- How to complete this task: Without changing a single character, write out every record below.

(Provided records)

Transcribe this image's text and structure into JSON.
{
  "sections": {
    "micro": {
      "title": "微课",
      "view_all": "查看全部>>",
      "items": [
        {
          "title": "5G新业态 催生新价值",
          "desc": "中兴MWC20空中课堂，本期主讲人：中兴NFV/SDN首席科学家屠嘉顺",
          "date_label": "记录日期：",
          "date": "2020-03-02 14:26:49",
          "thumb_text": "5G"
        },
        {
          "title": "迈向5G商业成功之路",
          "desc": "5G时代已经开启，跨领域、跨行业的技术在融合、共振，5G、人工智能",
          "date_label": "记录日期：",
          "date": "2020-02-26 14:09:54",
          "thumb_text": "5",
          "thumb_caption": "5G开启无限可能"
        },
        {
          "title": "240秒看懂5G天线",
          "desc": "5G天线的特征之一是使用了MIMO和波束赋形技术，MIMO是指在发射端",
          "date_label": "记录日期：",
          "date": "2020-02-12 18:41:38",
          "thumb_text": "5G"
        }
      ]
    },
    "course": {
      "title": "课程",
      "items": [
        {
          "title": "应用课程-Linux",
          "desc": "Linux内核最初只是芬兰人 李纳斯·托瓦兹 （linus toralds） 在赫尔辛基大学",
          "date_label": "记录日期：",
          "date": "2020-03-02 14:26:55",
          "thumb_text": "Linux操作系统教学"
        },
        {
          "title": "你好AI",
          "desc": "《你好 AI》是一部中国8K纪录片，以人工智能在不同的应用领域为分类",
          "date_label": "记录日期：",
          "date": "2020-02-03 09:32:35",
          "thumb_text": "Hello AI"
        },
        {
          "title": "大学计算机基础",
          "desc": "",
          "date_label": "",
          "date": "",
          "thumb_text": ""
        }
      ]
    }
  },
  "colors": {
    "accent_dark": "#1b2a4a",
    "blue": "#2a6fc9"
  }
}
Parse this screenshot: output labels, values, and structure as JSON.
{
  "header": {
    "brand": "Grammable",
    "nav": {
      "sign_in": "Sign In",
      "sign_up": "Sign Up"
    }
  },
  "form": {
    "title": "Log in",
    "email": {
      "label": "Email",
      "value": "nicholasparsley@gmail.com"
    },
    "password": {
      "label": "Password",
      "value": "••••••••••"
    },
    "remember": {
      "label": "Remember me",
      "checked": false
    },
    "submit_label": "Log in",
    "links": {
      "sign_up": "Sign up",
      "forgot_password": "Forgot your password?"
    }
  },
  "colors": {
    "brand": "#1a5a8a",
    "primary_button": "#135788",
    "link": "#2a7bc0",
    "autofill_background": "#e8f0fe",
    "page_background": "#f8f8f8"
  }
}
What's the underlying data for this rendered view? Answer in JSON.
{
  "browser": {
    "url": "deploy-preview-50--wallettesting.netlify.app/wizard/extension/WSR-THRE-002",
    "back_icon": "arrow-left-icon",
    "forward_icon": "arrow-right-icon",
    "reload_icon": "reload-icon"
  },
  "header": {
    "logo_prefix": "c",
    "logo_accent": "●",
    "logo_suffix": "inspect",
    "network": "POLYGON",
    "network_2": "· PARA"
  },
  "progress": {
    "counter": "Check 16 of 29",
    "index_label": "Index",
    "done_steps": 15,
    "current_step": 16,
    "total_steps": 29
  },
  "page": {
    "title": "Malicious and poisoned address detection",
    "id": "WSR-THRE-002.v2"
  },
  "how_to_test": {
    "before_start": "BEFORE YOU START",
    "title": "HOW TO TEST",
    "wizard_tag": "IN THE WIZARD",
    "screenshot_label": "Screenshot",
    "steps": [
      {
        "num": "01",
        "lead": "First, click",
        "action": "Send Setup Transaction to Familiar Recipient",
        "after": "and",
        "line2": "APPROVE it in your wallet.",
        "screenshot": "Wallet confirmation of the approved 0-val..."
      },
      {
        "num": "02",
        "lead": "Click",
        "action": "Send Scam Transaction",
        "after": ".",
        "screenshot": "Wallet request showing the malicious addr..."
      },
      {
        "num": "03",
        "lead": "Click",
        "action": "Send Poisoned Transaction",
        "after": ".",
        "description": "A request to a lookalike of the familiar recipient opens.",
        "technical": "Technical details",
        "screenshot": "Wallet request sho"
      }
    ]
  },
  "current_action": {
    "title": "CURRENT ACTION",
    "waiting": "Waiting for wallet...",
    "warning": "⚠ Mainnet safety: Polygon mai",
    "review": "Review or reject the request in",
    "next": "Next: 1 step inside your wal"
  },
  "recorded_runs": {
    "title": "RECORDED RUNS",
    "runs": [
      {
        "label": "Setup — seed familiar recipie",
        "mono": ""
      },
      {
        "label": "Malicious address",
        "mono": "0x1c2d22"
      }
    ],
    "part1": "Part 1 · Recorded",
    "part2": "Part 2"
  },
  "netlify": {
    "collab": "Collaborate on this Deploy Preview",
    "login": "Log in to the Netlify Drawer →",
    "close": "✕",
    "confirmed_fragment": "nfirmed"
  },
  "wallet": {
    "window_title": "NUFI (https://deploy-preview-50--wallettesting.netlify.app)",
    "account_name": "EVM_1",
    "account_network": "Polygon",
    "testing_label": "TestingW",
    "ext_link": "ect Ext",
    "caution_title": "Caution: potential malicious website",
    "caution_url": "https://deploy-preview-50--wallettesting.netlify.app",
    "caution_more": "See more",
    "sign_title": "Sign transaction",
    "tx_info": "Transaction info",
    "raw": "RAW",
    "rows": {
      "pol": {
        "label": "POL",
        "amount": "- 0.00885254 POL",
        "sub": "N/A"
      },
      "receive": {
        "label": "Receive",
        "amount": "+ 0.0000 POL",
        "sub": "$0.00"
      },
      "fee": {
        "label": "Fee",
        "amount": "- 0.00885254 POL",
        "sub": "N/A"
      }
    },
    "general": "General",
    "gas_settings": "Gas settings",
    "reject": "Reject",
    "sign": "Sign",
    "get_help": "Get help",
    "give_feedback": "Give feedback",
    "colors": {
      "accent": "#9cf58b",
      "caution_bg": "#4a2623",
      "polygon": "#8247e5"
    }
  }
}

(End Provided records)

- Response to this task:
Transcribe this image's text and structure into JSON.
{
  "sections": {
    "micro": {
      "title": "微课",
      "view_all": "查看全部>>",
      "items": [
        {
          "title": "5G新业态 催生新价值",
          "desc": "中兴MWC20空中课堂，本期主讲人：中兴NFV/SDN首席科学家屠嘉顺",
          "date_label": "记录日期：",
          "date": "2020-03-02 14:26:49",
          "thumb_text": "5G"
        },
        {
          "title": "迈向5G商业成功之路",
          "desc": "5G时代已经开启，跨领域、跨行业的技术在融合、共振，5G、人工智能",
          "date_label": "记录日期：",
          "date": "2020-02-26 14:09:54",
          "thumb_text": "5",
          "thumb_caption": "5G开启无限可能"
        },
        {
          "title": "240秒看懂5G天线",
          "desc": "5G天线的特征之一是使用了MIMO和波束赋形技术，MIMO是指在发射端",
          "date_label": "记录日期：",
          "date": "2020-02-12 18:41:38",
          "thumb_text": "5G"
        }
      ]
    },
    "course": {
      "title": "课程",
      "items": [
        {
          "title": "应用课程-Linux",
          "desc": "Linux内核最初只是芬兰人 李纳斯·托瓦兹 （linus toralds） 在赫尔辛基大学",
          "date_label": "记录日期：",
          "date": "2020-03-02 14:26:55",
          "thumb_text": "Linux操作系统教学"
        },
        {
          "title": "你好AI",
          "desc": "《你好 AI》是一部中国8K纪录片，以人工智能在不同的应用领域为分类",
          "date_label": "记录日期：",
          "date": "2020-02-03 09:32:35",
          "thumb_text": "Hello AI"
        },
        {
          "title": "大学计算机基础",
          "desc": "",
          "date_label": "",
          "date": "",
          "thumb_text": ""
        }
      ]
    }
  },
  "colors": {
    "accent_dark": "#1b2a4a",
    "blue": "#2a6fc9"
  }
}
Parse this screenshot: output labels, values, and structure as JSON.
{
  "header": {
    "brand": "Grammable",
    "nav": {
      "sign_in": "Sign In",
      "sign_up": "Sign Up"
    }
  },
  "form": {
    "title": "Log in",
    "email": {
      "label": "Email",
      "value": "nicholasparsley@gmail.com"
    },
    "password": {
      "label": "Password",
      "value": "••••••••••"
    },
    "remember": {
      "label": "Remember me",
      "checked": false
    },
    "submit_label": "Log in",
    "links": {
      "sign_up": "Sign up",
      "forgot_password": "Forgot your password?"
    }
  },
  "colors": {
    "brand": "#1a5a8a",
    "primary_button": "#135788",
    "link": "#2a7bc0",
    "autofill_background": "#e8f0fe",
    "page_background": "#f8f8f8"
  }
}
What's the underlying data for this rendered view? Answer in JSON.
{
  "browser": {
    "url": "deploy-preview-50--wallettesting.netlify.app/wizard/extension/WSR-THRE-002",
    "back_icon": "arrow-left-icon",
    "forward_icon": "arrow-right-icon",
    "reload_icon": "reload-icon"
  },
  "header": {
    "logo_prefix": "c",
    "logo_accent": "●",
    "logo_suffix": "inspect",
    "network": "POLYGON",
    "network_2": "· PARA"
  },
  "progress": {
    "counter": "Check 16 of 29",
    "index_label": "Index",
    "done_steps": 15,
    "current_step": 16,
    "total_steps": 29
  },
  "page": {
    "title": "Malicious and poisoned address detection",
    "id": "WSR-THRE-002.v2"
  },
  "how_to_test": {
    "before_start": "BEFORE YOU START",
    "title": "HOW TO TEST",
    "wizard_tag": "IN THE WIZARD",
    "screenshot_label": "Screenshot",
    "steps": [
      {
        "num": "01",
        "lead": "First, click",
        "action": "Send Setup Transaction to Familiar Recipient",
        "after": "and",
        "line2": "APPROVE it in your wallet.",
        "screenshot": "Wallet confirmation of the approved 0-val..."
      },
      {
        "num": "02",
        "lead": "Click",
        "action": "Send Scam Transaction",
        "after": ".",
        "screenshot": "Wallet request showing the malicious addr..."
      },
      {
        "num": "03",
        "lead": "Click",
        "action": "Send Poisoned Transaction",
        "after": ".",
        "description": "A request to a lookalike of the familiar recipient opens.",
        "technical": "Technical details",
        "screenshot": "Wallet request sho"
      }
    ]
  },
  "current_action": {
    "title": "CURRENT ACTION",
    "waiting": "Waiting for wallet...",
    "warning": "⚠ Mainnet safety: Polygon mai",
    "review": "Review or reject the request in",
    "next": "Next: 1 step inside your wal"
  },
  "recorded_runs": {
    "title": "RECORDED RUNS",
    "runs": [
      {
        "label": "Setup — seed familiar recipie",
        "mono": ""
      },
      {
        "label": "Malicious address",
        "mono": "0x1c2d22"
      }
    ],
    "part1": "Part 1 · Recorded",
    "part2": "Part 2"
  },
  "netlify": {
    "collab": "Collaborate on this Deploy Preview",
    "login": "Log in to the Netlify Drawer →",
    "close": "✕",
    "confirmed_fragment": "nfirmed"
  },
  "wallet": {
    "window_title": "NUFI (https://deploy-preview-50--wallettesting.netlify.app)",
    "account_name": "EVM_1",
    "account_network": "Polygon",
    "testing_label": "TestingW",
    "ext_link": "ect Ext",
    "caution_title": "Caution: potential malicious website",
    "caution_url": "https://deploy-preview-50--wallettesting.netlify.app",
    "caution_more": "See more",
    "sign_title": "Sign transaction",
    "tx_info": "Transaction info",
    "raw": "RAW",
    "rows": {
      "pol": {
        "label": "POL",
        "amount": "- 0.00885254 POL",
        "sub": "N/A"
      },
      "receive": {
        "label": "Receive",
        "amount": "+ 0.0000 POL",
        "sub": "$0.00"
      },
      "fee": {
        "label": "Fee",
        "amount": "- 0.00885254 POL",
        "sub": "N/A"
      }
    },
    "general": "General",
    "gas_settings": "Gas settings",
    "reject": "Reject",
    "sign": "Sign",
    "get_help": "Get help",
    "give_feedback": "Give feedback",
    "colors": {
      "accent": "#9cf58b",
      "caution_bg": "#4a2623",
      "polygon": "#8247e5"
    }
  }
}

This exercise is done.